Start of The data

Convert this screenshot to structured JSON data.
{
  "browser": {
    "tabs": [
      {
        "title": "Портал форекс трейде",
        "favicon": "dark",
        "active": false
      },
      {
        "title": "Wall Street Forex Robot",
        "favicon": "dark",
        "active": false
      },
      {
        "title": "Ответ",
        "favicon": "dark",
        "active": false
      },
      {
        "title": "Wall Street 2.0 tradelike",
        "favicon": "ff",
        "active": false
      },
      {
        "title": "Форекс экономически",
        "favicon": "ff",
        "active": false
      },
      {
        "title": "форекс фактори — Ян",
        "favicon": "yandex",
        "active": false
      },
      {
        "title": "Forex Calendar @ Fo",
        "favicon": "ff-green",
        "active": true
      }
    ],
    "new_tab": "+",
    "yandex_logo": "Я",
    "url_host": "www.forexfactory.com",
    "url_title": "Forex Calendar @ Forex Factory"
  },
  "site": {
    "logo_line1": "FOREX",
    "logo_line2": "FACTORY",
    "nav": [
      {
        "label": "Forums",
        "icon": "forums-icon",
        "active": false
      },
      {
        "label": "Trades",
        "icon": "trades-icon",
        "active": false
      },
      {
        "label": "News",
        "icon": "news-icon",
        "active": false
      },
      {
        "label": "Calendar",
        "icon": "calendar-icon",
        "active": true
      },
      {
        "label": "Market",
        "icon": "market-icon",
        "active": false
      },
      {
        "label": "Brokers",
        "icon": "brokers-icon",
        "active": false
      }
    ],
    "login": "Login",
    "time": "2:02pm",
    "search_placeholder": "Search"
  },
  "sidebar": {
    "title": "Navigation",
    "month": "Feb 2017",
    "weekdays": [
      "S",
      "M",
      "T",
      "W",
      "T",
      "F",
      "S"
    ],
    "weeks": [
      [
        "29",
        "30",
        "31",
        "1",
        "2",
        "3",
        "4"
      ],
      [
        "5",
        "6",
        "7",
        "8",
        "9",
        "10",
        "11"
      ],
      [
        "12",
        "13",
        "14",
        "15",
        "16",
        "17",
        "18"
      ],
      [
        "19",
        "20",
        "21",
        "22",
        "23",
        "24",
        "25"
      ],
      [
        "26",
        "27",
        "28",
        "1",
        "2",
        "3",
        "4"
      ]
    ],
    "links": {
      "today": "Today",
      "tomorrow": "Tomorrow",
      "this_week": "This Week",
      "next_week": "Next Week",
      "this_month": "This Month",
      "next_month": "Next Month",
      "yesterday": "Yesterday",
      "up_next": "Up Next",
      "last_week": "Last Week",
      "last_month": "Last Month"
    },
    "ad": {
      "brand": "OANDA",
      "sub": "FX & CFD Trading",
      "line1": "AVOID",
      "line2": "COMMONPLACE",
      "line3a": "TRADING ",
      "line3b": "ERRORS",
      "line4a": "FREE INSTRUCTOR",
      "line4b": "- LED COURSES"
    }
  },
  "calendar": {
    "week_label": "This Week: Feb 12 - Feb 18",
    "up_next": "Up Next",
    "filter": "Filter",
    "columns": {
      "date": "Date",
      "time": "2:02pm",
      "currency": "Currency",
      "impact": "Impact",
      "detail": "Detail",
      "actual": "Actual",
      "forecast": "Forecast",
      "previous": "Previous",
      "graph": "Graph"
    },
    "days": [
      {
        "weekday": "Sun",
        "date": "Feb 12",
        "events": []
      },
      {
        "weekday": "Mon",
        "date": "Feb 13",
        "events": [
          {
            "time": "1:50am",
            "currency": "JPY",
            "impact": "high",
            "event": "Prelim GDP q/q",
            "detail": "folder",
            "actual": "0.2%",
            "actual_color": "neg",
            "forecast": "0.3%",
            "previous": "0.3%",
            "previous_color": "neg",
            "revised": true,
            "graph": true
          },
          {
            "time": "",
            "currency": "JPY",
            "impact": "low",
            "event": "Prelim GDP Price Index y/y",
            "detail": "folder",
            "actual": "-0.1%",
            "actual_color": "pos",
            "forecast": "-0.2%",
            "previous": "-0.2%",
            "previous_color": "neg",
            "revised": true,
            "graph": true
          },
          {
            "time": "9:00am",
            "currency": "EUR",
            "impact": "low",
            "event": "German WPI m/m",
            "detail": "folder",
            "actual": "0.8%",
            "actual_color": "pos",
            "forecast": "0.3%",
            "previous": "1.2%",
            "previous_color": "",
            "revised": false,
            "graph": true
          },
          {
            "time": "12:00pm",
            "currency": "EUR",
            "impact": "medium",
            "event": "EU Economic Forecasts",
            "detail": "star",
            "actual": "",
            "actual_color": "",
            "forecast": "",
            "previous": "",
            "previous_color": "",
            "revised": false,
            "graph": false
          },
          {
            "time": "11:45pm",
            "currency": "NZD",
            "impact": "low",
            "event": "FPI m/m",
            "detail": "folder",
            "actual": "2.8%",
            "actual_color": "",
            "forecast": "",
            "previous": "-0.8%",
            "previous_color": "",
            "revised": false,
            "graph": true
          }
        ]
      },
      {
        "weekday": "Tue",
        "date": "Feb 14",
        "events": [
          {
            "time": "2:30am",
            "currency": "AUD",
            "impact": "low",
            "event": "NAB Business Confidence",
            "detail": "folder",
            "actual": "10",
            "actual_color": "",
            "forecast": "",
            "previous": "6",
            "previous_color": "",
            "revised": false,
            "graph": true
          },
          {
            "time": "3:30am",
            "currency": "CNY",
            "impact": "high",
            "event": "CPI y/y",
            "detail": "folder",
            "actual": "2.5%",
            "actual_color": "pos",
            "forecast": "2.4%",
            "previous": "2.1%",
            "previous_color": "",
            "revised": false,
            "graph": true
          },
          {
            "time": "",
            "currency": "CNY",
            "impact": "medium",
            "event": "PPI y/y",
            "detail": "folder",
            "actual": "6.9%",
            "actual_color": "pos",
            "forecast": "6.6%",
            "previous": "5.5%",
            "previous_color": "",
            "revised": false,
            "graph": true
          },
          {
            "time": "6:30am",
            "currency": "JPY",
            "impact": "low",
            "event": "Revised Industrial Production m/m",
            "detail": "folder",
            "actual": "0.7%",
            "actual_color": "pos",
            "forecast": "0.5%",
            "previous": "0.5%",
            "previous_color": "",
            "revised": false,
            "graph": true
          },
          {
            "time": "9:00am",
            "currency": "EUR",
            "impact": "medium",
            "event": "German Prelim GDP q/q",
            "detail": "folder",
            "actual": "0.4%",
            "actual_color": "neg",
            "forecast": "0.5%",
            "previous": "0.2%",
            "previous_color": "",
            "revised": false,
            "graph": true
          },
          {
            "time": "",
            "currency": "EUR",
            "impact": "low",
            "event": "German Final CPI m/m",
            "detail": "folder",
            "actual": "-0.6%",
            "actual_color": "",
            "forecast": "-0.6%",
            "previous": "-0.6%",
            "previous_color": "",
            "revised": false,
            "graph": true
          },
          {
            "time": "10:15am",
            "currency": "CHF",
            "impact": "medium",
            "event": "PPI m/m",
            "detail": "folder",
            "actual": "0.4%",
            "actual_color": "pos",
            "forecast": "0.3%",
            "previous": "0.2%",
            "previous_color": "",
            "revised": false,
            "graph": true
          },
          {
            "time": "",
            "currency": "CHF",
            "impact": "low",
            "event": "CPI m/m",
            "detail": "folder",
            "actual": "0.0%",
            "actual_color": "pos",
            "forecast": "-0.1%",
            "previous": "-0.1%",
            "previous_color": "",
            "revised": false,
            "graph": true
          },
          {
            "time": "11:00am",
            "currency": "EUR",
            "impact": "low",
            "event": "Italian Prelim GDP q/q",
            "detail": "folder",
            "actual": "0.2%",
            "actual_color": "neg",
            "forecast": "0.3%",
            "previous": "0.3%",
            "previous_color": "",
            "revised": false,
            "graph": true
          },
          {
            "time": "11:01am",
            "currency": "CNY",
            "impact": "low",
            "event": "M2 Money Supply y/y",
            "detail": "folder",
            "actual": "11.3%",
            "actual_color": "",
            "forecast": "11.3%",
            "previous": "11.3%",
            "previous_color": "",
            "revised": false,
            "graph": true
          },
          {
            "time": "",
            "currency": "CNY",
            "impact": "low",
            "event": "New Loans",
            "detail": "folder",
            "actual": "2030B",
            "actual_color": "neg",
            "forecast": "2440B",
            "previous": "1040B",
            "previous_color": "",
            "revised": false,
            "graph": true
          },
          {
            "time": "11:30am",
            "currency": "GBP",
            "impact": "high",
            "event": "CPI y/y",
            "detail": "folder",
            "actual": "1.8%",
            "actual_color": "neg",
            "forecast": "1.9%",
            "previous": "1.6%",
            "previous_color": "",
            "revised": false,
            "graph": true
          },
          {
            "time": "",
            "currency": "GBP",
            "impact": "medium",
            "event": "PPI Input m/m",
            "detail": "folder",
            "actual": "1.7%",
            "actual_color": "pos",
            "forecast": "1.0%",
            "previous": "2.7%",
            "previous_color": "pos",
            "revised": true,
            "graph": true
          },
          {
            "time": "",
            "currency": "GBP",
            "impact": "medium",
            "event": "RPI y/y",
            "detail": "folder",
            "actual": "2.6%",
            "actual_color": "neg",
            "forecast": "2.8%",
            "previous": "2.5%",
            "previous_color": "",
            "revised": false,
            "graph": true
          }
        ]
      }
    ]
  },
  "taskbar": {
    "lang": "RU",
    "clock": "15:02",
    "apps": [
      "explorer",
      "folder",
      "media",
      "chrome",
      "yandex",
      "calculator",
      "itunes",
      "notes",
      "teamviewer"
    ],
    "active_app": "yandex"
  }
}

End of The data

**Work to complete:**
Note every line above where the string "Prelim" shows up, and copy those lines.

**Response below:**
            "event": "Prelim GDP q/q",
            "event": "Prelim GDP Price Index y/y",
            "event": "German Prelim GDP q/q",
            "event": "Italian Prelim GDP q/q",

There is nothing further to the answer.